Bank of Korea Raises Rates for First Time in Over 6 Years

South Korea on Thursday became the first major Asian economy to raise its main policy rate since the Federal Reserve started increasing U.S. rates two years ago, the latest sign of a global move away from crisis-era stimulus measures.

The Bank of Korea increased rates for the first time in more than six years in response to faster-than-expected growth this year and an uptick in inflation as a strengthening U.S. economy, a recovery in Europe and unexpected resilience in Chinese growth drive a synchronized global expansion.

The widely expected rate increase came just a day after North Korea's latest missile provocation left Asian markets largely unruffled, indicating little need for the central bank to delay a move that will likely herald a wave of similar decisions across Asia.

Of 17 market analysts surveyed by The Wall Street Journal ahead of the decision, 14 said they expected the bank to raise the base rate by a quarter percentage point to 1.5% at the latest policy meeting. They cited the country's fastest expansion in over seven years in the third quarter as a factor calling for less support for the economy as brisk exports powered by a smartphone-driven tech boom and increased government spending fuel growth.

Samsung Electronics Co. is a key player in the world's tech-supply chain, manufacturing smartphones, memory chips and display panels for its own Galaxy models and also for Apple Inc.'s iPhones.

Seoul's left-leaning government, meanwhile, has ramped up fiscal stimulus to boost welfare spending and create more public jobs since it came to power in May.

Goldman Sachs said in a recent report that a wave of rate increases starting in South Korea would likely spread across Asia to Malaysia and Taiwan next year, and Thailand in 2019, as those emerging economies enjoy robust growth, inflationary pressure and the impact of further U.S. rate increases.

Major global central banks in advanced economies have recently been in a tightening mode. The Fed has raised rates twice this year, with another increase expected in December. The Bank of Canada raised rates in back-to-back meetings this summer and the Bank of England raised rates in November for the first time in a decade. The European Central Bank is set to dial back its bond-buying program in January.

Seoul's policy makers expect economic growth this year to top even their latest 3% forecast. The Organization for Economic Cooperation and Development Wednesday raised its growth estimate for Korea to 3.2% this year.

The International Monetary Fund also upgraded its view to 3.2% earlier in November. The IMF also said that monetary conditions would still support growth even if interest rates were raised a few times.

Still, the central bank is expected to proceed only gradually with rate increases.
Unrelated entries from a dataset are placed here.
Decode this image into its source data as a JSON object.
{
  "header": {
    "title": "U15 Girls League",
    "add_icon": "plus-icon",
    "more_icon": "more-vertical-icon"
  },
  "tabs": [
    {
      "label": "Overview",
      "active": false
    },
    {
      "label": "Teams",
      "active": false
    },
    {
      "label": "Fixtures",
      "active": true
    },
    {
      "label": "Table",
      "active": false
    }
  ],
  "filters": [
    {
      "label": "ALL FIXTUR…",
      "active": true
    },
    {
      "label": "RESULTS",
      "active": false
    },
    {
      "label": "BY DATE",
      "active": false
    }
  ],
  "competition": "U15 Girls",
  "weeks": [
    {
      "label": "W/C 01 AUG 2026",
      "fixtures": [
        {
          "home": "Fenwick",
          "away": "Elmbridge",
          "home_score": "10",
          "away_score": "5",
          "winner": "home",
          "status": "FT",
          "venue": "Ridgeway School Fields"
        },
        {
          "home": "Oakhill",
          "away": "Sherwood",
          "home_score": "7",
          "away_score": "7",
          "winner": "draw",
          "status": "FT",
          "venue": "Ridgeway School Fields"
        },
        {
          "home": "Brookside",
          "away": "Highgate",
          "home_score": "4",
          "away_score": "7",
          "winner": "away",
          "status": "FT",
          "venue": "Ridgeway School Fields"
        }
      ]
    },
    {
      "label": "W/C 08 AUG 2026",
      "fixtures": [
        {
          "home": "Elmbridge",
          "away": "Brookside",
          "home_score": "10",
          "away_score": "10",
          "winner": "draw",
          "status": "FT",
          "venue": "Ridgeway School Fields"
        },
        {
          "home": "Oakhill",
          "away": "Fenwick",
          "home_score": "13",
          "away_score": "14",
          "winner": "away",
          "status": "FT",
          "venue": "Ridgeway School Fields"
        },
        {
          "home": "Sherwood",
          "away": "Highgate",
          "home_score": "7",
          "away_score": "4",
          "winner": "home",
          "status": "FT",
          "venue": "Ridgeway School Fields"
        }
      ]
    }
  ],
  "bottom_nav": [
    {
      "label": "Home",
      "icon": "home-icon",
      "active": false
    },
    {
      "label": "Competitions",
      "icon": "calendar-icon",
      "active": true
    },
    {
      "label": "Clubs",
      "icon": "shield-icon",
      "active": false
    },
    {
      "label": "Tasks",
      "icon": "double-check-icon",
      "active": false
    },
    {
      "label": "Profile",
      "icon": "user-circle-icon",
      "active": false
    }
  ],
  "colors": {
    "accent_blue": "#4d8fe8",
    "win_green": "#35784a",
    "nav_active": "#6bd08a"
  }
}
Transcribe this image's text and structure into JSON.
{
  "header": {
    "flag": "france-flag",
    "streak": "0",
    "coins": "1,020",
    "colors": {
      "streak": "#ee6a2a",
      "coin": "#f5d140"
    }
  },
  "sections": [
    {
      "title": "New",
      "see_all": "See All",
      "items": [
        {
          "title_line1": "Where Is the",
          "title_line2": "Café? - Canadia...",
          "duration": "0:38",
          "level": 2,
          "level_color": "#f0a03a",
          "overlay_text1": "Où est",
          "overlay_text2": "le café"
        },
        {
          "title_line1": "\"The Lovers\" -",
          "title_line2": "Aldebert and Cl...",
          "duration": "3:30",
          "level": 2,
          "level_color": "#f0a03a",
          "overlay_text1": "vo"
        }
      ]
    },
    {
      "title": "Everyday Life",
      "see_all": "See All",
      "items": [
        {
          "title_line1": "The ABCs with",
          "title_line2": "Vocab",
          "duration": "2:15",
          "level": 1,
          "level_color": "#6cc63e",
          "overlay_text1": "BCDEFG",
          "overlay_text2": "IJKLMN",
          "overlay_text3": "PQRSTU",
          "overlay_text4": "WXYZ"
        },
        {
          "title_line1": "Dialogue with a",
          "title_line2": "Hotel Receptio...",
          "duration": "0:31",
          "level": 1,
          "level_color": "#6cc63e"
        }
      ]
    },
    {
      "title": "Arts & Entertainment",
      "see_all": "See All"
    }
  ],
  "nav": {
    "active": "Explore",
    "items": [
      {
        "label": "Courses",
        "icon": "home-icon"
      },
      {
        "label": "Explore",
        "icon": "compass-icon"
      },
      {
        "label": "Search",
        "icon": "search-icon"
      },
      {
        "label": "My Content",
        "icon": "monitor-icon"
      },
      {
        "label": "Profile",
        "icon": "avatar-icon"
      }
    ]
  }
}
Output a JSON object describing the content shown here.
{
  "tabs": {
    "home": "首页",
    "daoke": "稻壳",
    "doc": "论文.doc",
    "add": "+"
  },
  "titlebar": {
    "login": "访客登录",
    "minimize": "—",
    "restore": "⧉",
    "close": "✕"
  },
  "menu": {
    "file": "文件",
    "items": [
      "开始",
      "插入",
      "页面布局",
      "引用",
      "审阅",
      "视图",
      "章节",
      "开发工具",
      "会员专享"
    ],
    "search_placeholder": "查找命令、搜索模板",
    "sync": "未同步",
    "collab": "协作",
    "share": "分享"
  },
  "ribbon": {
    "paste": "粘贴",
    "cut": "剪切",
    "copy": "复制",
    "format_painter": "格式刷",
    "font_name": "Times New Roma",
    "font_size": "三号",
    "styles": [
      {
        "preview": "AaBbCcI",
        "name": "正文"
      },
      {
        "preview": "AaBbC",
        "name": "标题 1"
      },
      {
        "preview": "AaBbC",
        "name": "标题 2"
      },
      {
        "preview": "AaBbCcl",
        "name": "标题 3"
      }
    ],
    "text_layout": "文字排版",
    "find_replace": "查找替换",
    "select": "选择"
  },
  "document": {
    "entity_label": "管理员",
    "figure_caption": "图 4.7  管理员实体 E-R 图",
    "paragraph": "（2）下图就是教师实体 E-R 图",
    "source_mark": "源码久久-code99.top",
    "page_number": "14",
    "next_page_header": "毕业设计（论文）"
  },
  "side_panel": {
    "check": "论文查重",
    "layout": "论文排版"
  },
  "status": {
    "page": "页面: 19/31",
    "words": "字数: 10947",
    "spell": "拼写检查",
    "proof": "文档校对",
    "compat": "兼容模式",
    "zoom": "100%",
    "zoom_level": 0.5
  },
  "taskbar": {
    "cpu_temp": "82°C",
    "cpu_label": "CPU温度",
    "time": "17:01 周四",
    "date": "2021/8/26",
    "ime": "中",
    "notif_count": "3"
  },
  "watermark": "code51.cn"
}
While consumer inflation is hovering around the central bank's 2% target, up from an average of 1% in 2016, it shows few signs of pushing sharply higher.

Some South Korean policy makers and analysts also point out that while the country's export-focused sector is in rude health, the economy at large is not consistently stronger with private consumption continuing to show signs of softness. That patchiness is also seen in other economies in the region.

The won's steep gains against the U.S. dollar could also potentially undermine South Korean exports, while high levels of household debt are weighing on spending. Korea's currency has gained around 11% against the dollar so far this year with about half the gains coming in the last six weeks as investors priced in a likely rate increase.

Write to Kwanwoo Jun at

(END) Dow Jones Newswires

November 29, 2017 20:18 ET (01:18 GMT)